Microbial fermentation is the enzymatic decomposition and utilization of foodstuffs, particularly carbohydrates, by microbes. It has always been an important part of our lives: foods can be spoiled by microbial fermentations, foods can be made by microbial fermentations, and muscle cells use fermentation to provide us with quick responses. Fermentation is often defined as a process where cells produce energy anaerobically, or without oxygen. In general, it involves the breaking down of complex organic substances into simpler ones. Microbial or animal cells obtain energy through glycolysis, splitting a sugar molecule, and removing electrons in the process.
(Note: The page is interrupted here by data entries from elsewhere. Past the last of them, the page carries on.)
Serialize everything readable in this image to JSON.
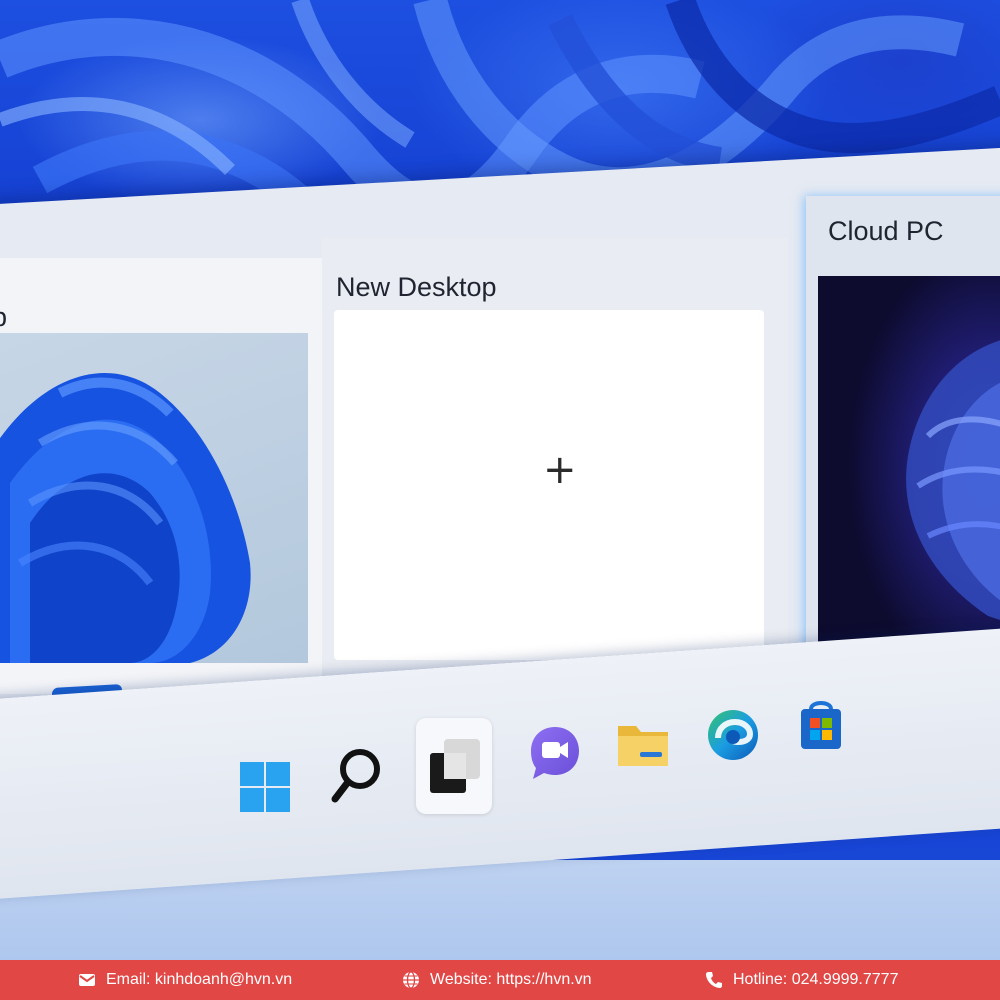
{
  "task_view": {
    "desktops": [
      {
        "label": "p",
        "active": true
      },
      {
        "label": "New Desktop",
        "add_symbol": "+"
      },
      {
        "label": "Cloud PC"
      }
    ]
  },
  "taskbar": {
    "icons": [
      {
        "name": "start-icon"
      },
      {
        "name": "search-icon"
      },
      {
        "name": "task-view-icon",
        "active": true
      },
      {
        "name": "teams-chat-icon"
      },
      {
        "name": "file-explorer-icon"
      },
      {
        "name": "edge-icon"
      },
      {
        "name": "store-icon"
      }
    ]
  },
  "footer": {
    "email": "Email: kinhdoanh@hvn.vn",
    "website": "Website: https://hvn.vn",
    "hotline": "Hotline: 024.9999.7777"
  },
  "colors": {
    "accent": "#1b63d6",
    "footer_bg": "#e14745"
  }
}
The electrons are then passed to an organic molecule such as pyruvic acid. This results in the formation of waste products that are excreted from the cell.
Microbial fermentation is any large-scale cultivation of microbes or other single cells, occurring with or without air. In the teaching lab or at the research bench, fermentation is often demonstrated in a test tube, flask, or bottle-in volumes from a few milliliters to two liters. At the production and manufacturing level, large vessels called fermenters or bioreactors are used. A bioreactor may hold several liters to several thousand liters. Bioreactors are equipped with aeration devices as well as stirrers, and pH and temperature controls. In order to get a product from fermentation, fermentation scientists develop media and test growth conditions. Then, a scale-up must be done to reproduce the process at a large volume. During production, technicians monitor temperature, pH, and growth in the bioreactors to ensure that conditions are optimum for cell growth and product. Bioreactors are used to make products such as insulin and human growth hormone from genetically engineered microorganisms as well as products from naturally-occurring cells, such as the food additive xanthan.
For one, they don't use toxic reagents or require the addition of intermediate reagents. Microbiologists are now looking for naturally occurring microbes that produce desired chemicals. In addition, they are now capable of engineering microbes to enhance production of these chemicals. In recent years, microbial fermentations have been revolutionized by the application of genetically-engineered organisms. Many fermentations use bacteria but a growing number involve culturing mammalian cells.

Bio - Pharmaceutical Production

Biopharmaceutical production include two main processes; upstream process (USP) and down stream process (DSP). The upstream part of the bioprocess refers to the first step in which bio-molecules are produced, usually by microorganisms (bacteria, yeast, fungi, actinomycetes or animal/plant cell lines) in fermentors of various configurations. When these microorganisms produce the product in maximum concentration they are harvested and transferred to the downstream process. DSP refers to the recovery and purification of biopharmaceutical products. The methodology adopted for downstream processing depends on the nature of the end-product, its concentration, stability and the degree of purification desired. It is necessary to ensure that the above mentioned processes are carried out aseptically. Hence sterilization and filtration plays an important role in biopharmaceutical production. Biopharmaceuticals are also widely produced using mammalian cell lines in bioreactors. Animal cell culture (ACC) is the process of culture of animal cells outside the host animal (ex vivo) from which they were obtained. The process of ACC is carried out under strict laboratory conditions of asepsis, sterility and controlled environment involving temperature, gases and pressure. It should mimic the in vivo environment successfully such that the cells are capable of survival, proliferation and production of the desired product in a controlled manner.